> **Information given**
____________
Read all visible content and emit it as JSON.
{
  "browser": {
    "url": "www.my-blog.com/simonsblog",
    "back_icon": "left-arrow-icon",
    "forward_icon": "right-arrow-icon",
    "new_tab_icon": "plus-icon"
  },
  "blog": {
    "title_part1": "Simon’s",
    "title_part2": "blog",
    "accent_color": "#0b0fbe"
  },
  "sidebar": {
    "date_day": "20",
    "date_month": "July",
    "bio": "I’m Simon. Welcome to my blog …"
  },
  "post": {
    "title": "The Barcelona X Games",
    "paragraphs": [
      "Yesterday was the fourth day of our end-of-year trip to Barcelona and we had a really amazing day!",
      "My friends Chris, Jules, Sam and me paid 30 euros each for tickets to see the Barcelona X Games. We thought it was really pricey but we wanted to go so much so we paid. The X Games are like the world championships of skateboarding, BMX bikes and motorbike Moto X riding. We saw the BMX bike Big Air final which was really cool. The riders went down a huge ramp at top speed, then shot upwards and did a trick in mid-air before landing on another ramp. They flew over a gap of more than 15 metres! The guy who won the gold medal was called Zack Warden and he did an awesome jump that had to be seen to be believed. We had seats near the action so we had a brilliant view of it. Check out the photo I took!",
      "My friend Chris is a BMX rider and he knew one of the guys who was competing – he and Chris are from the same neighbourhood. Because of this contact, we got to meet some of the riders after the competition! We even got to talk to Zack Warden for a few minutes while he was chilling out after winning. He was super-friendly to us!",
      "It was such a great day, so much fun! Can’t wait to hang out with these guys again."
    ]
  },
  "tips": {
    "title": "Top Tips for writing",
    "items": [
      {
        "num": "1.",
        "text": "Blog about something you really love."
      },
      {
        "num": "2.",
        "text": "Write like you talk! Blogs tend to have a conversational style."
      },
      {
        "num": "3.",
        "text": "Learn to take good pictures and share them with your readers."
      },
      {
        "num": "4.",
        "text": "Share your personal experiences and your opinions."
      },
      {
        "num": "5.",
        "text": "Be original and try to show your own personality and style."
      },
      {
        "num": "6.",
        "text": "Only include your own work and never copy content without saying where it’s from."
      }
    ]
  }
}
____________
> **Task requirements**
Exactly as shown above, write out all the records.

> **Answer to the problem**
Read all visible content and emit it as JSON.
{
  "browser": {
    "url": "www.my-blog.com/simonsblog",
    "back_icon": "left-arrow-icon",
    "forward_icon": "right-arrow-icon",
    "new_tab_icon": "plus-icon"
  },
  "blog": {
    "title_part1": "Simon’s",
    "title_part2": "blog",
    "accent_color": "#0b0fbe"
  },
  "sidebar": {
    "date_day": "20",
    "date_month": "July",
    "bio": "I’m Simon. Welcome to my blog …"
  },
  "post": {
    "title": "The Barcelona X Games",
    "paragraphs": [
      "Yesterday was the fourth day of our end-of-year trip to Barcelona and we had a really amazing day!",
      "My friends Chris, Jules, Sam and me paid 30 euros each for tickets to see the Barcelona X Games. We thought it was really pricey but we wanted to go so much so we paid. The X Games are like the world championships of skateboarding, BMX bikes and motorbike Moto X riding. We saw the BMX bike Big Air final which was really cool. The riders went down a huge ramp at top speed, then shot upwards and did a trick in mid-air before landing on another ramp. They flew over a gap of more than 15 metres! The guy who won the gold medal was called Zack Warden and he did an awesome jump that had to be seen to be believed. We had seats near the action so we had a brilliant view of it. Check out the photo I took!",
      "My friend Chris is a BMX rider and he knew one of the guys who was competing – he and Chris are from the same neighbourhood. Because of this contact, we got to meet some of the riders after the competition! We even got to talk to Zack Warden for a few minutes while he was chilling out after winning. He was super-friendly to us!",
      "It was such a great day, so much fun! Can’t wait to hang out with these guys again."
    ]
  },
  "tips": {
    "title": "Top Tips for writing",
    "items": [
      {
        "num": "1.",
        "text": "Blog about something you really love."
      },
      {
        "num": "2.",
        "text": "Write like you talk! Blogs tend to have a conversational style."
      },
      {
        "num": "3.",
        "text": "Learn to take good pictures and share them with your readers."
      },
      {
        "num": "4.",
        "text": "Share your personal experiences and your opinions."
      },
      {
        "num": "5.",
        "text": "Be original and try to show your own personality and style."
      },
      {
        "num": "6.",
        "text": "Only include your own work and never copy content without saying where it’s from."
      }
    ]
  }
}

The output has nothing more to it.